The government of the United Kingdom ‘repeatedly sought to damage and undermine human rights protections’ in 2022, according to a report by international rights group Human Rights Watch.
Their World Report 2023 highlighted ‘a slew of legislation’ both proposed and enacted in 2022 that significantly weakens rights protections in domestic law. Tirana Hassan, the acting executive director of Human Rights Watch, expressed particular concern about the Public Order Bill, which would restrict right to protest, and the Elections Act, which may introduce voter ID.
The report criticises the Rwanda asylum policy, agreed in April with the African nation at a cost of £140m, to remove asylum seekers to the country while their claims are processed. HRW say, if enacted, this would put asylum seekers lives at risk on account of Rwanda’s grave human rights record. The policy was temporarily halted by the European Court of Human Rights, and remains subject to a domestic legal challenge.
The Nationality and Borders Bill, brought into force in April under Priti Patel’s Home Office tenure, also comes under fire. The law criminalises asylum seekers who arrive by irregular routes, despite the well-documented lack of legal routes for migrants from a plethora of unsafe countries. The legislation also expands the power of the state to remove dual nationals’ citizenship without warning.

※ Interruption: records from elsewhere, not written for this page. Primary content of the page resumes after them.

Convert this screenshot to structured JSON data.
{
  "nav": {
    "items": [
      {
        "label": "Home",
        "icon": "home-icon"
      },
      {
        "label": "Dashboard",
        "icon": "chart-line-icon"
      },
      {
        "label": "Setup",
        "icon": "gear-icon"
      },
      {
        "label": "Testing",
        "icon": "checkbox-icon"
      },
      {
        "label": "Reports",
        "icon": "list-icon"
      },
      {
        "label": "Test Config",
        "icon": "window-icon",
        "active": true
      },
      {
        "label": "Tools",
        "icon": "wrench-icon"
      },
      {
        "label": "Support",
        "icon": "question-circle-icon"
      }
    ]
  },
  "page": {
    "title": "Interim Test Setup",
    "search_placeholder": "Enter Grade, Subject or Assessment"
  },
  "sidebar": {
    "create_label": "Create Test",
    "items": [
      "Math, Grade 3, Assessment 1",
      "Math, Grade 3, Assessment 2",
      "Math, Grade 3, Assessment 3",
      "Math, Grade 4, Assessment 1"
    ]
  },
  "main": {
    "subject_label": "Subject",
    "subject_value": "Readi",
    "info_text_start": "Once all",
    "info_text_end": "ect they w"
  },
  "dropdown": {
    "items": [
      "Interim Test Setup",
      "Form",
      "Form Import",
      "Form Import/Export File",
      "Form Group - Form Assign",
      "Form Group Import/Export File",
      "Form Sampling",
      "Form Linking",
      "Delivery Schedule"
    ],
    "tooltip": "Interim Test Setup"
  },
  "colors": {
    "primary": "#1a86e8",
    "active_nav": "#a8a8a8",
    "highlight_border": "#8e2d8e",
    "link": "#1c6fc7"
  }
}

The report also criticises that the UK continues to lack a time limit on immigration detention. Although most detainees are held for less than 28 days, current legislation means they can be held indefinitely, and in rare cases asylum seekers are held for over 6 months in the prison-like conditions of short-term holding centres.
Concerns have also been raised about the Human Rights Act, the fate of which remains unknown following last year’s political upheaval.
Policing comes under particularly harsh scrutiny in the report, which says the government failed to take meaningful steps to address institutional racism in police forces in 2022. It references the independent oversight mechanism for England and Wales which published recommendations in April for police to address the discriminatory use of stop and search powers. In 2022 Black people remained seven times more likely to be targeted for a search than white people.
UK director of Human Rights Watch, Yasmine Ahmed said: ‘In 2022, we saw the most significant assault on human rights protections in the UK in decades… From your right to protest to your ability to hold institutions to account, fundamental and hard-won rights are being systematically dismantled.’
The report highlighted some human rights successes with regards to foreign policy, however the report highlights that despite heralding itself as defending democracy and freedom globally, it has ‘taken a sledgehammer to fundamental international commitments’.